A critically endangered Hawaiian Monk Seal Pup captured the hearts of thousands as she grew on Kaimana Beach. But now, she has moved on.
Back at the end of June, a miracle of sorts occurred on busy Waikiki Beach: a critically endangered Hawaiian Monk Seal pup was born. It was the first such incident since the National Oceanic and Atmospheric Administration began keeping records in the 1970’s. And Mrs. Island Miler and I were lucky enough to pay the mother + daughter duo a visit back in early July. But if you were hoping to catch a glimpse of the duo, this is unfortunately no longer possible.
Monk Seal Pup Rearing
Hawaiian monk seals usually nurse their pups for 5 to 7 weeks. After this time, the mother monk seal weans their pup by simply leaving it. Rocky, the mother monk seal in this case, is known to nurse her pups for 39 to 42 days. Her pup born on Waikiki Beach, Kaimana, is named after the portion of the beach on which she was born.
Kaimana is Rocky’s 10th pup, so her track record is pretty well know and it was largely believe that she’d wean the pup in 6 weeks.
Well, that time came late in the day on Friday, August 11, 2017. The two were seen interacting on the beach throughout the day, then all of a sudden, Rocky swam off and didn’t return. Kaimana was now alone to fend for herself. And while this behavior is completely normal for Hawaiian monk seals, the pup’s location on Waikiki Beach was a cause for concern. Especially since the duo had become celebrities in their own right, attracting thousands of visitors each day.
Though on her own now, monk seal pups like Kaimana are highly impressionable. And wildlife experts all agree that constant contact with humans on Waikiki Beach is not healthy for Kaimana. This contact would cause her to become attracted to humans, which would could create a dangerous situation for both the seal and humans in the future.
Kaimana on the Move
So three days prior to her weaning, NOAA and the State of Hawaii Department of Land and Natural Resources announced their plans to move Kaimana. Once weaned, NOAA and DLNR officials would capture Kaimana, transport her to an undisclosed beach on Oahu, tag her, and release her. This all happened on the morning of Saturday, August 12, before Waikiki Beach became the crowded mess it usually is.
Where she is now, I have no idea. From the video footage shared by NOAA and the Honolulu Civil Beat, it looks as if Kaimana has been moved to a beach on Oahu’s north or east shore.

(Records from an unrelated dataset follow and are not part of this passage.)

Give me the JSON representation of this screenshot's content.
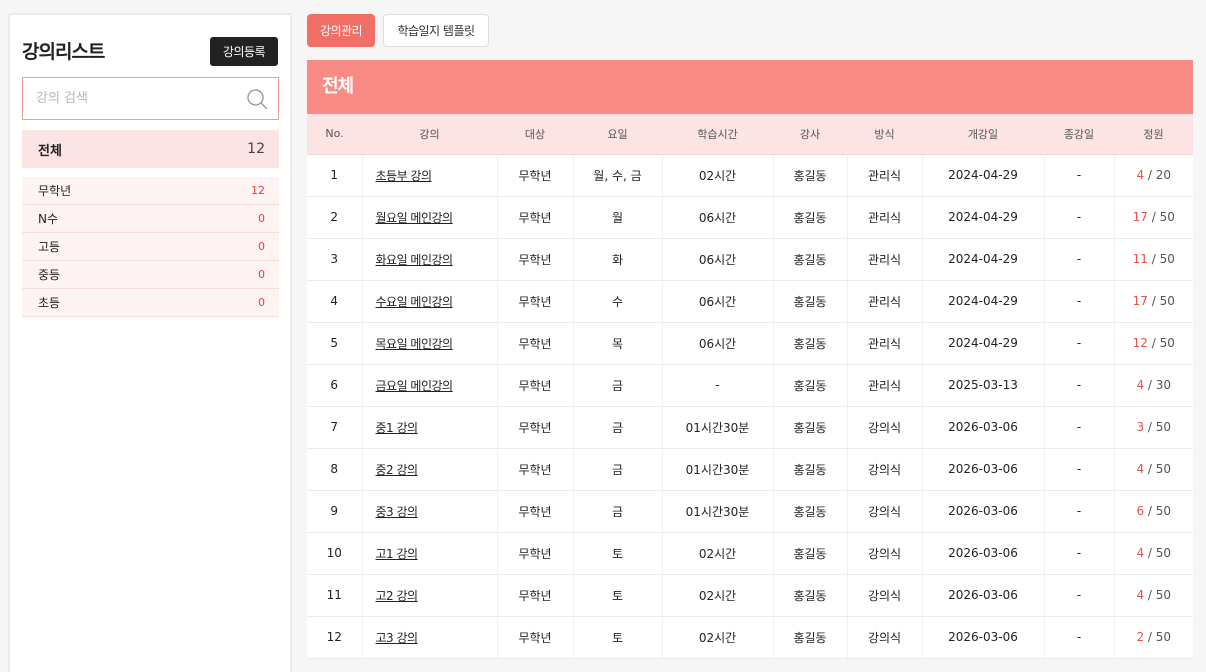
{
  "sidebar": {
    "title": "강의리스트",
    "register_label": "강의등록",
    "search_placeholder": "강의 검색",
    "all": {
      "label": "전체",
      "count": "12"
    },
    "categories": [
      {
        "label": "무학년",
        "count": "12"
      },
      {
        "label": "N수",
        "count": "0"
      },
      {
        "label": "고등",
        "count": "0"
      },
      {
        "label": "중등",
        "count": "0"
      },
      {
        "label": "초등",
        "count": "0"
      }
    ]
  },
  "tabs": [
    {
      "label": "강의관리",
      "active": true
    },
    {
      "label": "학습일지 템플릿",
      "active": false
    }
  ],
  "panel": {
    "heading": "전체",
    "columns": [
      "No.",
      "강의",
      "대상",
      "요일",
      "학습시간",
      "강사",
      "방식",
      "개강일",
      "종강일",
      "정원"
    ],
    "rows": [
      {
        "no": "1",
        "name": "초등부 강의",
        "target": "무학년",
        "days": "월, 수, 금",
        "time": "02시간",
        "teacher": "홍길동",
        "method": "관리식",
        "start": "2024-04-29",
        "end": "-",
        "enrolled": "4",
        "capacity": "20"
      },
      {
        "no": "2",
        "name": "월요일 메인강의",
        "target": "무학년",
        "days": "월",
        "time": "06시간",
        "teacher": "홍길동",
        "method": "관리식",
        "start": "2024-04-29",
        "end": "-",
        "enrolled": "17",
        "capacity": "50"
      },
      {
        "no": "3",
        "name": "화요일 메인강의",
        "target": "무학년",
        "days": "화",
        "time": "06시간",
        "teacher": "홍길동",
        "method": "관리식",
        "start": "2024-04-29",
        "end": "-",
        "enrolled": "11",
        "capacity": "50"
      },
      {
        "no": "4",
        "name": "수요일 메인강의",
        "target": "무학년",
        "days": "수",
        "time": "06시간",
        "teacher": "홍길동",
        "method": "관리식",
        "start": "2024-04-29",
        "end": "-",
        "enrolled": "17",
        "capacity": "50"
      },
      {
        "no": "5",
        "name": "목요일 메인강의",
        "target": "무학년",
        "days": "목",
        "time": "06시간",
        "teacher": "홍길동",
        "method": "관리식",
        "start": "2024-04-29",
        "end": "-",
        "enrolled": "12",
        "capacity": "50"
      },
      {
        "no": "6",
        "name": "금요일 메인강의",
        "target": "무학년",
        "days": "금",
        "time": "-",
        "teacher": "홍길동",
        "method": "관리식",
        "start": "2025-03-13",
        "end": "-",
        "enrolled": "4",
        "capacity": "30"
      },
      {
        "no": "7",
        "name": "중1 강의",
        "target": "무학년",
        "days": "금",
        "time": "01시간30분",
        "teacher": "홍길동",
        "method": "강의식",
        "start": "2026-03-06",
        "end": "-",
        "enrolled": "3",
        "capacity": "50"
      },
      {
        "no": "8",
        "name": "중2 강의",
        "target": "무학년",
        "days": "금",
        "time": "01시간30분",
        "teacher": "홍길동",
        "method": "강의식",
        "start": "2026-03-06",
        "end": "-",
        "enrolled": "4",
        "capacity": "50"
      },
      {
        "no": "9",
        "name": "중3 강의",
        "target": "무학년",
        "days": "금",
        "time": "01시간30분",
        "teacher": "홍길동",
        "method": "강의식",
        "start": "2026-03-06",
        "end": "-",
        "enrolled": "6",
        "capacity": "50"
      },
      {
        "no": "10",
        "name": "고1 강의",
        "target": "무학년",
        "days": "토",
        "time": "02시간",
        "teacher": "홍길동",
        "method": "강의식",
        "start": "2026-03-06",
        "end": "-",
        "enrolled": "4",
        "capacity": "50"
      },
      {
        "no": "11",
        "name": "고2 강의",
        "target": "무학년",
        "days": "토",
        "time": "02시간",
        "teacher": "홍길동",
        "method": "강의식",
        "start": "2026-03-06",
        "end": "-",
        "enrolled": "4",
        "capacity": "50"
      },
      {
        "no": "12",
        "name": "고3 강의",
        "target": "무학년",
        "days": "토",
        "time": "02시간",
        "teacher": "홍길동",
        "method": "강의식",
        "start": "2026-03-06",
        "end": "-",
        "enrolled": "2",
        "capacity": "50"
      }
    ]
  },
  "colors": {
    "accent": "#f26f67",
    "header_bg": "#f88b83",
    "highlight_bg": "#fbe4e3",
    "count_red": "#e5534b"
  },
  "icons": {
    "search": "search-icon"
  }
}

You can tell because of the presence of ironwood trees in the area.
Gone… For Now
While Rocky and Kaimana can no longer be found on Waikiki Beach, there is a silver lining to this story. Kaimana’s birth, while notable for its location, is also notable for her gender. Currently there are far more male monk seals than females, so the birth of a female is always great to see. What’s more is that female monk seals usually return to the beach of their birth to give birth to their own pups. So there’s a pretty good chance we’ll see Kaimana again in the future, but this time as a mother seal.
Before that can happen, however, Kaimana will have to survive her adolescence, which means evading predators like tiger sharks and manmade dangers like drift nets and fishing hooks. And even if she does survive, there’s no guarantee she’ll actually return to Waikiki to give birth. After all, Rocky was born on Kauai.
But chances are, if Kaimana survives, we’ll see her again, as Rocky did give birth to 9 other pups on the beach on which she was born on Kauai. And while most of the 1,400 Hawaiian monk seals live in the Northwest Hawaiian Islands, they are becoming more common. A few hundred of them are believed to call the Main Hawaiian Island home now. So, your while you might not see a monk seal pup during your next visit, your chances of seeing a monk seal in general are getting better.